Bombardier Aerospace expanded its U.S. heavy maintenance presence last month with the official opening of a 131,000-square foot facility in Tucson, Ariz. Bombardier Regional Aircraft Services joins fellow subsidiary West Virginia Air Center as the centerpiece ofthe company’s efforts to exploit the increasing overhaul needs of a maturing nationwide fleet.
PSA Airlines took delivery last month of the first of 25 seventy-seat Bombardier CRJ700s ordered from Bombardier Aerospace, marking the start of the second phase of a fleet restructuring that will see the retirement of the Dayton, Ohio-based airline’s Dornier 328 turboprops.
Brazil’s Embraer said it will lay off 1,800 workers, reduce deliveries this year from 185 to 160 and lower its forecast delivery rate from 205 to 135 next year as part of a plan to stem losses expected to result from September 11. Although the company said all firm orders remain in effect, it expects a number of customers to defer option conversions until the global economic outlook improves.
How many in-flight engine shutdowns have you had in your career? For the crew of a General Electric CF34-powered Challenger 604 owned by David Wetherell, the answer would be two. One per engine, over a five-week period, in a brand-new aircraft with about 100 hr TT.
During a recent press conference to report quarterly results, Bombardier Aerospace president and CEO Pierre Beaudoin dismissed as untrue persistent industry speculation that the Learjet line is on the block or that Learjet assembly work and the role of the Wichita flight-test center would be moved from Wichita to Montreal. The Tucson facility will become a dedicated service center for Bombardier’s business and regional jets.
Last February, Pierre Beaudoin, son of Bombardier chairman Laurent Beaudoin, replaced Robert Gillespie as president and COO of Bombardier Aerospace Business Aircraft. Now Beaudoin has replaced Michael Graff as president and COO of Bombardier Aerospace.
Bombardier this week released its first-ever forecast for the business aviation market segments in which it competes, and the Canadian company’s crystal ball is about as rosy as anyone else’s.
Last month, Bombardier Aerospace launched a “classic aircraft support program” after seeing a “dramatic increase” in service and support requests over the past three years from operators of older Learjets and Challengers. But there is a catch–operators are required to pay for the service.
Bombardier released here its first-ever forecast for the business aviation market segments in which it competes, and the Canadian company’s crystal ball is about as rosy as anyone else’s. As far as new products go, Bombardier Aerospace president and COO Pierre Beaudoin said only that “our first priority is the Learjet line.”
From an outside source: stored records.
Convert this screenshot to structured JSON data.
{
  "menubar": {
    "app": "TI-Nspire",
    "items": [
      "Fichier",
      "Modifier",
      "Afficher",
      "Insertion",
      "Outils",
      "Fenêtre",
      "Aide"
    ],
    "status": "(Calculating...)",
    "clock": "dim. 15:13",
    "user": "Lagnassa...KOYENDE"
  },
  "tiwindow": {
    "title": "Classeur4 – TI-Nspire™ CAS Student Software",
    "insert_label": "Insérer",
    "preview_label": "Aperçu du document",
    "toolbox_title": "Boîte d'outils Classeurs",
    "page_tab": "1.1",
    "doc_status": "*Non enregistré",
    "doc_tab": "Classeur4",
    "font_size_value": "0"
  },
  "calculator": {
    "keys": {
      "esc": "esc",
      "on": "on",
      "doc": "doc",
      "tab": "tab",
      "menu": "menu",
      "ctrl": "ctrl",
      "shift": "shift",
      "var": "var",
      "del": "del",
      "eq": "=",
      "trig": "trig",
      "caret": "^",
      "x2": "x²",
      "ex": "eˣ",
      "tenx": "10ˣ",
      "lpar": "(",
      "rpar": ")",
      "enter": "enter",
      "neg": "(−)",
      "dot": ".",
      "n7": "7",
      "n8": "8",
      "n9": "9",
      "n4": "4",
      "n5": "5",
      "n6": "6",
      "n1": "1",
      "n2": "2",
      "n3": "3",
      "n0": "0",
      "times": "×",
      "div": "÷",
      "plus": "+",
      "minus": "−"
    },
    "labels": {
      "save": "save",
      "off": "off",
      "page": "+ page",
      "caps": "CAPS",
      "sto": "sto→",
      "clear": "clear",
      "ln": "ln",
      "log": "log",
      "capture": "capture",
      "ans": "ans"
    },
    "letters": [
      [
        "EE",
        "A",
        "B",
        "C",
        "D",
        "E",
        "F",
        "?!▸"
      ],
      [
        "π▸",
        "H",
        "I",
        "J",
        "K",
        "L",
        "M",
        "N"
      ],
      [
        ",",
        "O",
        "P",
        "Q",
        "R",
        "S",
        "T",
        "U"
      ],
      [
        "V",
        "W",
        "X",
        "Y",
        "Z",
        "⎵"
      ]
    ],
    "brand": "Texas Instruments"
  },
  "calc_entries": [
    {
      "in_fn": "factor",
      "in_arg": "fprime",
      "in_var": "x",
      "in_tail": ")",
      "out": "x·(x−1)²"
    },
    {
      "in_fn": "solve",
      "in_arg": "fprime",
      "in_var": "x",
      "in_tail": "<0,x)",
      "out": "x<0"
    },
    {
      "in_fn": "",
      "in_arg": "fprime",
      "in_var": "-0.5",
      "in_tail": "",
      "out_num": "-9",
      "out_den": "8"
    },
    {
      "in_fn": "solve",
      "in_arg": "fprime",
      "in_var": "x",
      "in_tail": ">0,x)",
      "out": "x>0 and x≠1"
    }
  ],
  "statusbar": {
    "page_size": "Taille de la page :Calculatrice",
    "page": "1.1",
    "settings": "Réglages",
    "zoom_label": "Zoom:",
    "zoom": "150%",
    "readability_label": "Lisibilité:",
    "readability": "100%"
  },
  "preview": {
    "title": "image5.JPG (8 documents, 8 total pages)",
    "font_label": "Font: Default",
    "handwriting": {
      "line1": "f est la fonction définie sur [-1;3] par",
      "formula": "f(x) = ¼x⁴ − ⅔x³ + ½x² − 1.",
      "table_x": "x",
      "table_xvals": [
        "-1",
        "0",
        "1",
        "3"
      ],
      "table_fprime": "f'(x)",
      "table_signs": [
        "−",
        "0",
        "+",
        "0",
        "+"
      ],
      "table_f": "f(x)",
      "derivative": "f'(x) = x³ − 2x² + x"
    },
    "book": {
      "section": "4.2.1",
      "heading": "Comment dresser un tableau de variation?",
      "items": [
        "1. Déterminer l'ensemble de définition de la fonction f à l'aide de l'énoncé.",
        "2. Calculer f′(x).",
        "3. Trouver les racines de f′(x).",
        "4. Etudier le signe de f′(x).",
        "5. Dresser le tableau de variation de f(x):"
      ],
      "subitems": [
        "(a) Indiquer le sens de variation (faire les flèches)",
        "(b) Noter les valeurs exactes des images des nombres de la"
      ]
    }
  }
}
Overall deliveries of Bombardier business jets in the six months ending July 31 declined slightly to 99 aircraft from 101 in the same period last year, the company said yesterday. However, it noted that backlogs for its business jets remain “strong” despite the credit crunch facing financial markets, while deliveries are poised to “accelerate” in the second half of the year.